▸ **Exercise**:
Search the data below for the string "invested" and copy all lines where it shows up.

▸ **Provided records**:

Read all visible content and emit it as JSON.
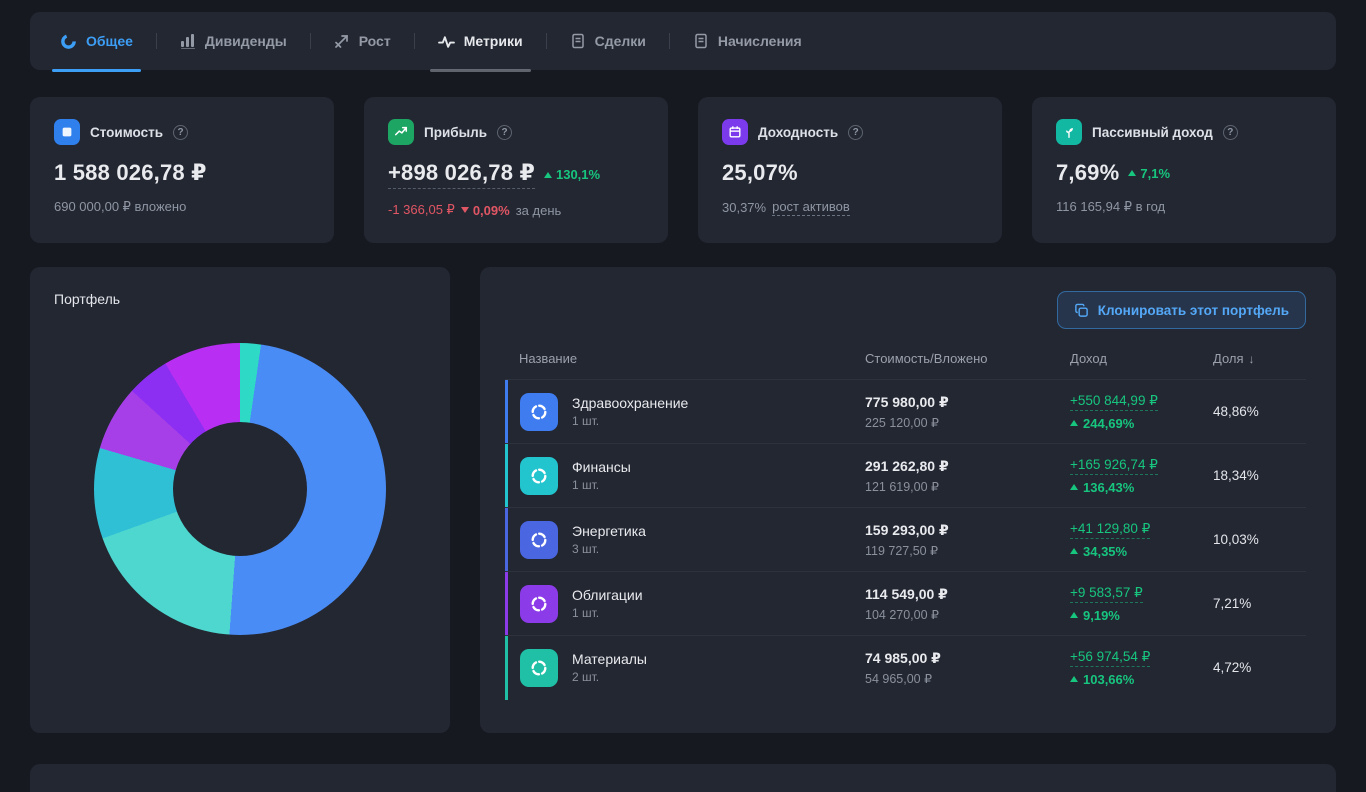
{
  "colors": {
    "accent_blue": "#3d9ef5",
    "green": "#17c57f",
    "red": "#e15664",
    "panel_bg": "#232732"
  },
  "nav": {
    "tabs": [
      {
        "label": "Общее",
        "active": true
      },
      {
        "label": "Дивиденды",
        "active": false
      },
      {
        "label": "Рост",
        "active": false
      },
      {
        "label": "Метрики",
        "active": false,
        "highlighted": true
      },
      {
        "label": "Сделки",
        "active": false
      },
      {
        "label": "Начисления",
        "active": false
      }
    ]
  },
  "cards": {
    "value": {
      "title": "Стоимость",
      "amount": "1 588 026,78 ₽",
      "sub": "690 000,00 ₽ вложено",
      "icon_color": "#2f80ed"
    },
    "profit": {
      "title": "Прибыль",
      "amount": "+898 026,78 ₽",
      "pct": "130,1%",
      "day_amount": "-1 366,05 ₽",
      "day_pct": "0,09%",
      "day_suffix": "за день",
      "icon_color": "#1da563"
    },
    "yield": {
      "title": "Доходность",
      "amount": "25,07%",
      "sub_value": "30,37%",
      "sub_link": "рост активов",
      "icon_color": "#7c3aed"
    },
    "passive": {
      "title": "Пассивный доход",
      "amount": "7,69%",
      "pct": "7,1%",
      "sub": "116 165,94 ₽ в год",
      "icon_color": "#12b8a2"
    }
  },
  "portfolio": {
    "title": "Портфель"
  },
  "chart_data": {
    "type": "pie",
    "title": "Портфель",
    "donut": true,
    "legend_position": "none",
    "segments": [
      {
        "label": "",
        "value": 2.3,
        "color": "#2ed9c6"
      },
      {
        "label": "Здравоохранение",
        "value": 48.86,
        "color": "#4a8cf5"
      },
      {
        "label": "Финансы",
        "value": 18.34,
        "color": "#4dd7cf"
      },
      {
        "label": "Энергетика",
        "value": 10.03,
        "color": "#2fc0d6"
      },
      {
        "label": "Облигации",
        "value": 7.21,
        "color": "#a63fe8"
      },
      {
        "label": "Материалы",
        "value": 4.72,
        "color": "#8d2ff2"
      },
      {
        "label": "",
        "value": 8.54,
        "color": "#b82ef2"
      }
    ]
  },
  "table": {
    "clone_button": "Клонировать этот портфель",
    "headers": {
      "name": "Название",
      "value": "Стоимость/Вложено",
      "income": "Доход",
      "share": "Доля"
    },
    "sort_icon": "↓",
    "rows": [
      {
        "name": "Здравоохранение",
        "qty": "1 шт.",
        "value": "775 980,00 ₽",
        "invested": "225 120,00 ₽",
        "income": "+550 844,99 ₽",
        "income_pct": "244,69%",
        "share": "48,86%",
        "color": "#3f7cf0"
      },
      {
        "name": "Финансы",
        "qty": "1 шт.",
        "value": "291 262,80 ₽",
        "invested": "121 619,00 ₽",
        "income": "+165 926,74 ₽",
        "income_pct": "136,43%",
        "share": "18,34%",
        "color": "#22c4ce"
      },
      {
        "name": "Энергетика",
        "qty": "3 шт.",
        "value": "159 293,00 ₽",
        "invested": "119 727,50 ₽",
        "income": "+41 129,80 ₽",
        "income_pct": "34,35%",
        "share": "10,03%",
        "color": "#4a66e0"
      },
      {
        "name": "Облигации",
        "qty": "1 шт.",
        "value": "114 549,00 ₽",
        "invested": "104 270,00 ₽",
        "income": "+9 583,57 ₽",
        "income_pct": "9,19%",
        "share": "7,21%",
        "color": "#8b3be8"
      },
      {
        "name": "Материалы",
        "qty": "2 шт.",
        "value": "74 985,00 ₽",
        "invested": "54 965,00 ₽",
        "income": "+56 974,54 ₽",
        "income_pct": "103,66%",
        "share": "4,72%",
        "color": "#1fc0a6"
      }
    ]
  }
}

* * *

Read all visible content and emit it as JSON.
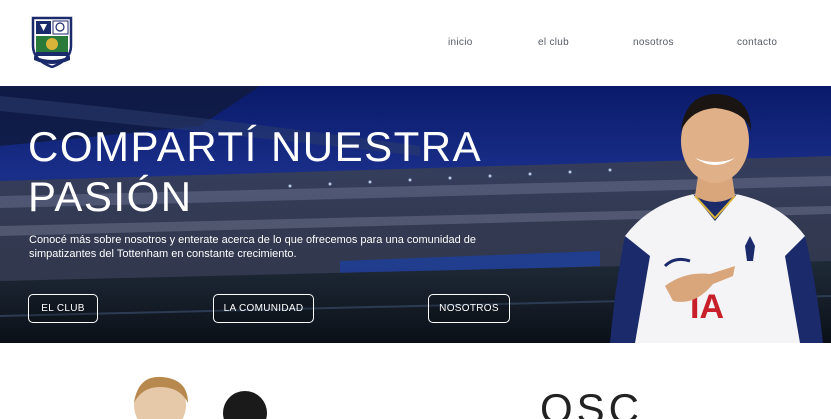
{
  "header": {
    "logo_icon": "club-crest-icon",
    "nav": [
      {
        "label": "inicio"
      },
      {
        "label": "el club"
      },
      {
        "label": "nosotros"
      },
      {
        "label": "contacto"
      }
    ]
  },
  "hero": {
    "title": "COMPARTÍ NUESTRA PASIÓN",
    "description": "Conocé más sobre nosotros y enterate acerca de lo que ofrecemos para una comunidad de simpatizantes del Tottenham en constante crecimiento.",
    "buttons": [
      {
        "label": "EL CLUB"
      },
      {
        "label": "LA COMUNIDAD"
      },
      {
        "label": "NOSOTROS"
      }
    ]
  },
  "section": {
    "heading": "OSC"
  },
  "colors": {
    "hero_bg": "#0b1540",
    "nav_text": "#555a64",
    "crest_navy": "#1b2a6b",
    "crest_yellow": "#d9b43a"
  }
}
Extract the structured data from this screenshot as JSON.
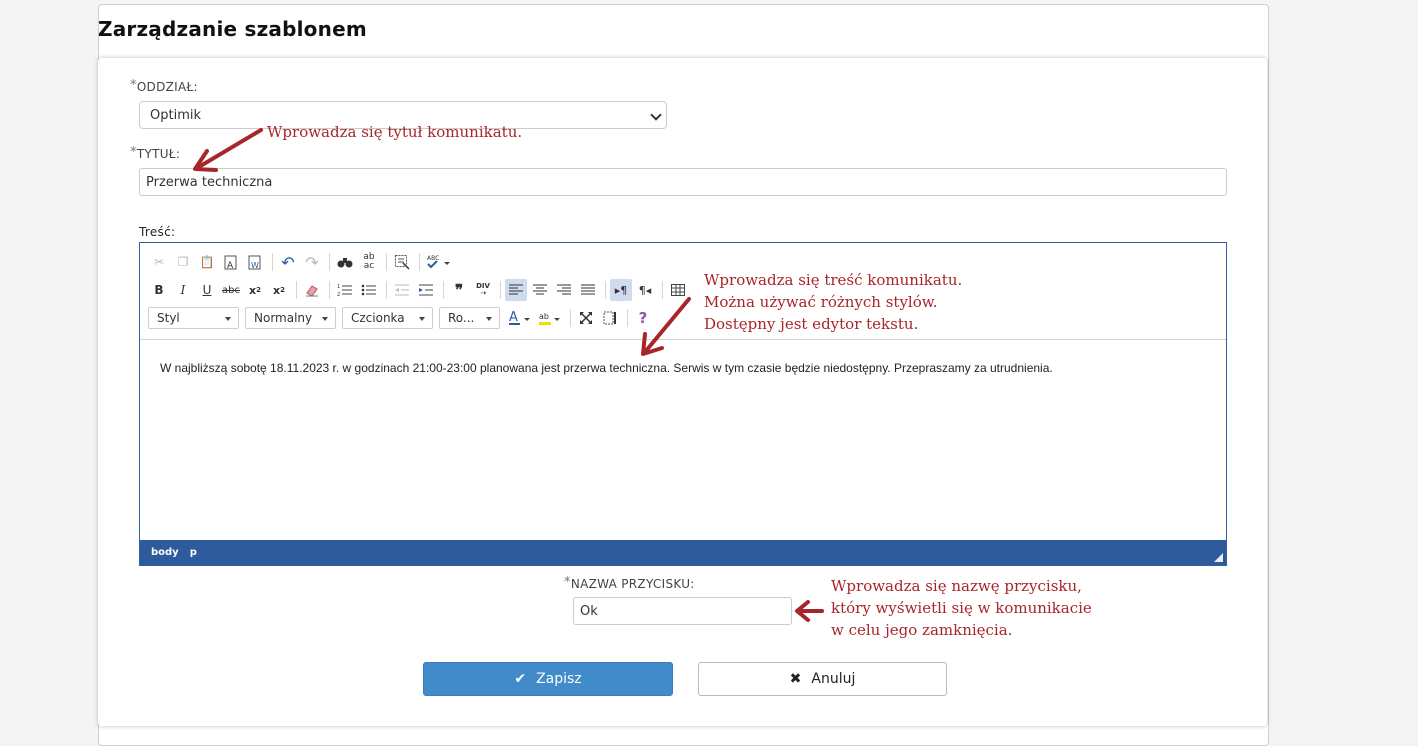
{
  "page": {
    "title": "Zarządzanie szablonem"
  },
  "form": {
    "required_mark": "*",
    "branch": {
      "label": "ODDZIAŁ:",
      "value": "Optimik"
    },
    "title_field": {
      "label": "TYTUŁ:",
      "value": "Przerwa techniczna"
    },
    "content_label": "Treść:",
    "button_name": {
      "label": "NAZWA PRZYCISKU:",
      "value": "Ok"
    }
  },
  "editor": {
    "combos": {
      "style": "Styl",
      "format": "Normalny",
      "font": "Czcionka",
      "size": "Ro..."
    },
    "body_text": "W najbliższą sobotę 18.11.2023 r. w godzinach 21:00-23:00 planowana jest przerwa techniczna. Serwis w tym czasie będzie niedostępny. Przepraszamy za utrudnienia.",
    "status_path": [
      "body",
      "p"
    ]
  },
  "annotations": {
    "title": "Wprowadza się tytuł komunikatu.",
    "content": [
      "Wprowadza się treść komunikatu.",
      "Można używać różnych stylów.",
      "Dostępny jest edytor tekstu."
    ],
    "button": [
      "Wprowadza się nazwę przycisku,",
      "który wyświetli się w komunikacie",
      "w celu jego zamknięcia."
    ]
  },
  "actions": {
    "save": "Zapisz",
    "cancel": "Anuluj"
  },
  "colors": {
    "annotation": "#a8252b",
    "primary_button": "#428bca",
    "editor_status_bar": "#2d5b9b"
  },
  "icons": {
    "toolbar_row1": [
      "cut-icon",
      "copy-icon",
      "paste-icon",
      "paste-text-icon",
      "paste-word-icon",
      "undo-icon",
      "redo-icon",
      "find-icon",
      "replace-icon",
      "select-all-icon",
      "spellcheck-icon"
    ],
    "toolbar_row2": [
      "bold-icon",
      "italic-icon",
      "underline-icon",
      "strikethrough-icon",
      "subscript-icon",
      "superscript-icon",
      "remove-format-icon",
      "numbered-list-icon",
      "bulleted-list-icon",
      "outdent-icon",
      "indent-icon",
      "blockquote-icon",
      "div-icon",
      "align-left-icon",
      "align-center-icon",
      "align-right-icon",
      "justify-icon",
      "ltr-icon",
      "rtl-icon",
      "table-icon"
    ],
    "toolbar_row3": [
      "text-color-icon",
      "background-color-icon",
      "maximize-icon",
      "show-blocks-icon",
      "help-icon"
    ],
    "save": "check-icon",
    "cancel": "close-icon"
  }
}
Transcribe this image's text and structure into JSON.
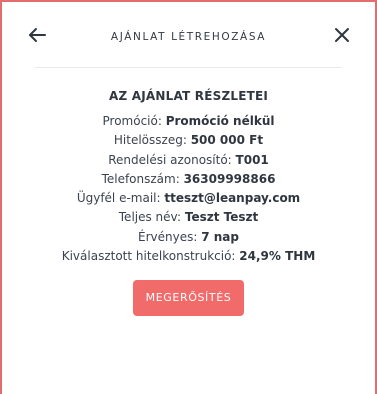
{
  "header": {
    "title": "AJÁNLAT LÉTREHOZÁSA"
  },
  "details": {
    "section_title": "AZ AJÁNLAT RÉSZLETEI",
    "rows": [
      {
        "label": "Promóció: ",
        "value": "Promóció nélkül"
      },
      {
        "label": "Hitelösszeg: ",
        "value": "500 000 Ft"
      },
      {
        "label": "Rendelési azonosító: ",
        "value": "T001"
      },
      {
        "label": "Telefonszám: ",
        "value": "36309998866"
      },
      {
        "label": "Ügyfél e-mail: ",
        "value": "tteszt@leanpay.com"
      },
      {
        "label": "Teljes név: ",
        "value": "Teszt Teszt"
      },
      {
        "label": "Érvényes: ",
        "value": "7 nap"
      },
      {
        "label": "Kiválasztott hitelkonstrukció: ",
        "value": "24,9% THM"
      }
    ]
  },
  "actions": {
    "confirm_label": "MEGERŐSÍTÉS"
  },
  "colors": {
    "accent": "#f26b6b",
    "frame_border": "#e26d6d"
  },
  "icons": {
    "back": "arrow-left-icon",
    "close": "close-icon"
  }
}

▸ **Completed exercise**:
        "invested": "225 120,00 ₽",
        "invested": "121 619,00 ₽",
        "invested": "119 727,50 ₽",
        "invested": "104 270,00 ₽",
        "invested": "54 965,00 ₽",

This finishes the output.